◆ **Source data**:
/---
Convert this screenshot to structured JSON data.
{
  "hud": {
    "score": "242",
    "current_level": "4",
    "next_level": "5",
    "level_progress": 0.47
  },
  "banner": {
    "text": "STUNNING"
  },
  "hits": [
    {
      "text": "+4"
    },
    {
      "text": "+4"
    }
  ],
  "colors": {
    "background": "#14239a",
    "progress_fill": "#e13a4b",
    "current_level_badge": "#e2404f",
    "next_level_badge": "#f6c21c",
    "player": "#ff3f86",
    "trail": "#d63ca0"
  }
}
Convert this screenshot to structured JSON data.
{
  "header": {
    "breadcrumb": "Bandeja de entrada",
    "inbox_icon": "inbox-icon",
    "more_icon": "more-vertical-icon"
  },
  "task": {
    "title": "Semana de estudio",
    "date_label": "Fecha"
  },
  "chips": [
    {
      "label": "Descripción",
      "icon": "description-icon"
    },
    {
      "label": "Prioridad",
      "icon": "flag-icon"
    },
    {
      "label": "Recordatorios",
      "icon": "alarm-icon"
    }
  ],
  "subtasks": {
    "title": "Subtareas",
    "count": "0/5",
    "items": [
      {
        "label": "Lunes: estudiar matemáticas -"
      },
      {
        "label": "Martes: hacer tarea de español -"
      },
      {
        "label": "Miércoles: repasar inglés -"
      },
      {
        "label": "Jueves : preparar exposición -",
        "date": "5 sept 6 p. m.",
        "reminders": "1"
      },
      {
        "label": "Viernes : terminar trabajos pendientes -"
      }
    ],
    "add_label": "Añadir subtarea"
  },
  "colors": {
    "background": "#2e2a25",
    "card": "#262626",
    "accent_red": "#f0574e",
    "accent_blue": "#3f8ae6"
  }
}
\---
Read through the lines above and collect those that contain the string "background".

◆ **SOLUTION TO THIS TASK**:
    "background": "#14239a",
    "background": "#2e2a25",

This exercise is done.